Disabled access and facilities in business premises

Provide auxiliary aids or services

An auxiliary aid is a piece of equipment or technology that can help a disabled person access your goods or services. An example would be an induction loop for people with hearing impairments. Auxiliary aids are not limited to communication - you might provide a portable ramp or handrails to help customers with mobility impairments.

Auxiliary service

An auxiliary service means providing assistance to help a disabled person to use your goods or services.

Examples of such services include:

  • training a member of staff in British Sign Language (BSL) so that they are able to communicate with customers who are hearing impaired and who use BSL as their main form of communication
  • helping a customer in a wheelchair to access goods which are out of their reach or bringing goods to the till if aisles cannot be accessed by wheelchair users

When considering what auxiliary aids or services are required, you will need to take into account that different people will have different requirements. Some people, for example, may have multiple disabilities, such as speech and hearing impairments.

Judging whether the aids and services are reasonable

You should take 'reasonable steps' to provide auxiliary aids and services. What is regarded as 'reasonable' for one business may be different for another. Whether the auxiliary aids and services you provide are judged as reasonable may depend on such things as:

  • the size of your business
  • the resources available to your business
  • the cost of providing the extra aid or service

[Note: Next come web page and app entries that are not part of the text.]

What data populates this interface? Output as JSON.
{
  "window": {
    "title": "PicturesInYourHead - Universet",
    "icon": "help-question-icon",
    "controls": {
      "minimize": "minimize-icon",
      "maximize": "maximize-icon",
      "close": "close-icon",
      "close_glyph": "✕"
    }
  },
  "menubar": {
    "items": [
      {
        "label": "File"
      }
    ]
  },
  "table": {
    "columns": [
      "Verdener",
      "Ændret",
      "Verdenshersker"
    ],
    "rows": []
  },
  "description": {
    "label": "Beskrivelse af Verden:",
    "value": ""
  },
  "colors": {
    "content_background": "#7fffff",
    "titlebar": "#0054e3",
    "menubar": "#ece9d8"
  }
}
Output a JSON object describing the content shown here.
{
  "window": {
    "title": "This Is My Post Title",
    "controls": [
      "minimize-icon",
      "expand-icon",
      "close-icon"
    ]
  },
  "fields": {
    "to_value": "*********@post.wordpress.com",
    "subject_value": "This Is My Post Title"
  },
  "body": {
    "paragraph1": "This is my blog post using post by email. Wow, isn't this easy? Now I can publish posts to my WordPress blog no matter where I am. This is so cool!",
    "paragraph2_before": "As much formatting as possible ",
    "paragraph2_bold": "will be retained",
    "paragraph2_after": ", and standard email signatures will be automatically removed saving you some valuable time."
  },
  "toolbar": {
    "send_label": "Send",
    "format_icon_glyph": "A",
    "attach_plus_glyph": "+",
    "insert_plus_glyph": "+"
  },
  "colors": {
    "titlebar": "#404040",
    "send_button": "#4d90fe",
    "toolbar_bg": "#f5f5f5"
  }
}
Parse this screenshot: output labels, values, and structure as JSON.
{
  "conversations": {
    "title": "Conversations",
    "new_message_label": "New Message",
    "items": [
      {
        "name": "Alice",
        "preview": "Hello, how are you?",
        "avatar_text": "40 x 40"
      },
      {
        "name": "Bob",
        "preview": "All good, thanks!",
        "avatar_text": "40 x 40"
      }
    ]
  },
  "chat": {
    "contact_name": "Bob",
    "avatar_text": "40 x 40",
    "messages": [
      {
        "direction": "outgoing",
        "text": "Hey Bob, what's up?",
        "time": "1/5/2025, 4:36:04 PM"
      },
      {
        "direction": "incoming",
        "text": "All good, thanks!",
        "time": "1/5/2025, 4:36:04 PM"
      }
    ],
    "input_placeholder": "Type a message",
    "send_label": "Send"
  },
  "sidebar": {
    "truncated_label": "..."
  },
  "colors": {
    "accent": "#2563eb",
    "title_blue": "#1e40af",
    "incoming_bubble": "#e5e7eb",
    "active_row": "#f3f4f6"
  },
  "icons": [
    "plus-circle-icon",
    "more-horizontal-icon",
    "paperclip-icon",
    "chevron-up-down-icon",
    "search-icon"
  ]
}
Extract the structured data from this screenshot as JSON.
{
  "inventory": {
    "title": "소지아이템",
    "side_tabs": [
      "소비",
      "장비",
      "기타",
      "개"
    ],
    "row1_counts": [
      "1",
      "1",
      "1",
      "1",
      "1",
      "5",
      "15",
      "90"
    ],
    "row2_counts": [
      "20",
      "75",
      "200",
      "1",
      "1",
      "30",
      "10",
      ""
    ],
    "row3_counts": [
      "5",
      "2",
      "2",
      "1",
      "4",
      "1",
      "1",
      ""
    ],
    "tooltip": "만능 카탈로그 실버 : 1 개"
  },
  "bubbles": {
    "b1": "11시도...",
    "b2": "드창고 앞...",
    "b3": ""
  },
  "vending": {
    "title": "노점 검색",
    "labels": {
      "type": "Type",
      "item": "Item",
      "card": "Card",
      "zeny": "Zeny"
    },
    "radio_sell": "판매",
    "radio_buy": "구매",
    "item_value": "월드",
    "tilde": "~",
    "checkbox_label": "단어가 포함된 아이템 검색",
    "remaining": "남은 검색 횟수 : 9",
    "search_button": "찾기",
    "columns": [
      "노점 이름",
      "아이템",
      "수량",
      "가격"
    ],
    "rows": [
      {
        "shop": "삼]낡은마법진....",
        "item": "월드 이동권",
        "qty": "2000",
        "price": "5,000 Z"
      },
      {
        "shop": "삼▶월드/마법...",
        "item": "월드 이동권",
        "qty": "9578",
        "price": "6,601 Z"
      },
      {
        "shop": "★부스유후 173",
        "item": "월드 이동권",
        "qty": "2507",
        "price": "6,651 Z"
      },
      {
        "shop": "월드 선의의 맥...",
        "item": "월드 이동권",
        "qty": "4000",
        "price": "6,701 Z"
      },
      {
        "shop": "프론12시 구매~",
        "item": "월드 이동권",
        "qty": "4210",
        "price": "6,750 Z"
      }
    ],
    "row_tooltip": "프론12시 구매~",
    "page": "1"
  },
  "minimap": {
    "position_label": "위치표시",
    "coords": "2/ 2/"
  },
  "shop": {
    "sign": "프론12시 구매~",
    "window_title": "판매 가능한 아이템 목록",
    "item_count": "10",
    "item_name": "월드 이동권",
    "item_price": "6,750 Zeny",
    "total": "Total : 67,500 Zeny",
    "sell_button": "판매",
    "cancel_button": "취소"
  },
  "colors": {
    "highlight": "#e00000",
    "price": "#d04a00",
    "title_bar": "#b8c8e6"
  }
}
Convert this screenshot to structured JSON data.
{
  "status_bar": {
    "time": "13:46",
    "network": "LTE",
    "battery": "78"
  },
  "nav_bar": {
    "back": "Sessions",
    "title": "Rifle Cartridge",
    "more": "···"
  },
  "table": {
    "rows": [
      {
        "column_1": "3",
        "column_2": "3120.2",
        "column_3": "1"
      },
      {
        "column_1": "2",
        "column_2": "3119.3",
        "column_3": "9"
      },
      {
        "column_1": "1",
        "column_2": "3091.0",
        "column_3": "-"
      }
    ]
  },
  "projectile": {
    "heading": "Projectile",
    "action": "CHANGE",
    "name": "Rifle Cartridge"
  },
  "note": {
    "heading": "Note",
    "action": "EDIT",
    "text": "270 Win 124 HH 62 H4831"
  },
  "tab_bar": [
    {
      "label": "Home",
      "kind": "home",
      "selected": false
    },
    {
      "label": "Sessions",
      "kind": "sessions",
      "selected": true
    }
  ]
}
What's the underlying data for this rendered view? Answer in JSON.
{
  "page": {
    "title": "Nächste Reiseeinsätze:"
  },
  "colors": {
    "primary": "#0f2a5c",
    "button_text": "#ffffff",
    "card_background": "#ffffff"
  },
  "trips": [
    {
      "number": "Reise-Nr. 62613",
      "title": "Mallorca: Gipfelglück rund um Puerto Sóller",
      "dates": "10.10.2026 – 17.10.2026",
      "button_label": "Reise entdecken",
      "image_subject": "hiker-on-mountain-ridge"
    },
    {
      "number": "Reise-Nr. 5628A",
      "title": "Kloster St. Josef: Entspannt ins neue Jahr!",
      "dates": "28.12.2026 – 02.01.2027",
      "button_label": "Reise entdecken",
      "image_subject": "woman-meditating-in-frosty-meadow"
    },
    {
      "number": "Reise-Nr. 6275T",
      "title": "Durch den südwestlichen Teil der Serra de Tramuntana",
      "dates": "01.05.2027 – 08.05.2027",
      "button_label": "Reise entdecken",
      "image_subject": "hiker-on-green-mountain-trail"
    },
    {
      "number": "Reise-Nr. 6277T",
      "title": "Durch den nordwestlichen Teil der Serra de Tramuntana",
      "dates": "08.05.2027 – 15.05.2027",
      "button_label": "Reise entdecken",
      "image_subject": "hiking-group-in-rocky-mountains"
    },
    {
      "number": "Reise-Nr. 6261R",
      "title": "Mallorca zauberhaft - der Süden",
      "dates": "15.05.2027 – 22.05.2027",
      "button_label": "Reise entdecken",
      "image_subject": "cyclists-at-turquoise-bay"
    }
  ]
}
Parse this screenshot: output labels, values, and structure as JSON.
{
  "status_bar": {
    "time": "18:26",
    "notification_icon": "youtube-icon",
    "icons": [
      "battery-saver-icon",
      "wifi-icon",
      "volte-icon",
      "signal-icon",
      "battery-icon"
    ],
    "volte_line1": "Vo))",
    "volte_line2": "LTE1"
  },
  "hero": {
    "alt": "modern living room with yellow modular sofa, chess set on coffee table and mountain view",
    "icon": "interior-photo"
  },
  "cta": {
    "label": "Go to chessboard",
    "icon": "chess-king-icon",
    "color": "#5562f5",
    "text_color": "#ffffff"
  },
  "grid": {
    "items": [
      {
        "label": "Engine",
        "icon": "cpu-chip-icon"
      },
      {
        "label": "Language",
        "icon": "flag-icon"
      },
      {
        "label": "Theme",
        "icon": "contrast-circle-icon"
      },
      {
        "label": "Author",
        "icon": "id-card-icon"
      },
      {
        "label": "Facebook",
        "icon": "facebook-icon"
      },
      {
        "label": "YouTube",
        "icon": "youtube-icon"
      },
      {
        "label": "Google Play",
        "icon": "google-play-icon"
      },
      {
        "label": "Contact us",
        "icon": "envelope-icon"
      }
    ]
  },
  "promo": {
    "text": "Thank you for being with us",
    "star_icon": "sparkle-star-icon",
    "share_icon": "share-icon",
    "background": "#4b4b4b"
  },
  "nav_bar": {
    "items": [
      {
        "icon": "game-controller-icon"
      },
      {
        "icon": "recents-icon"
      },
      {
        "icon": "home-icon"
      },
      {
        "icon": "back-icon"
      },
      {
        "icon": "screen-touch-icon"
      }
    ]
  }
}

In the event of a dispute only a court can decide what is reasonable.

Making permanent alterations to your premises

You may be required to make reasonable adjustments to the physical features of your premises to ensure your services are accessible to disabled people. How to overcome physical barriers to access.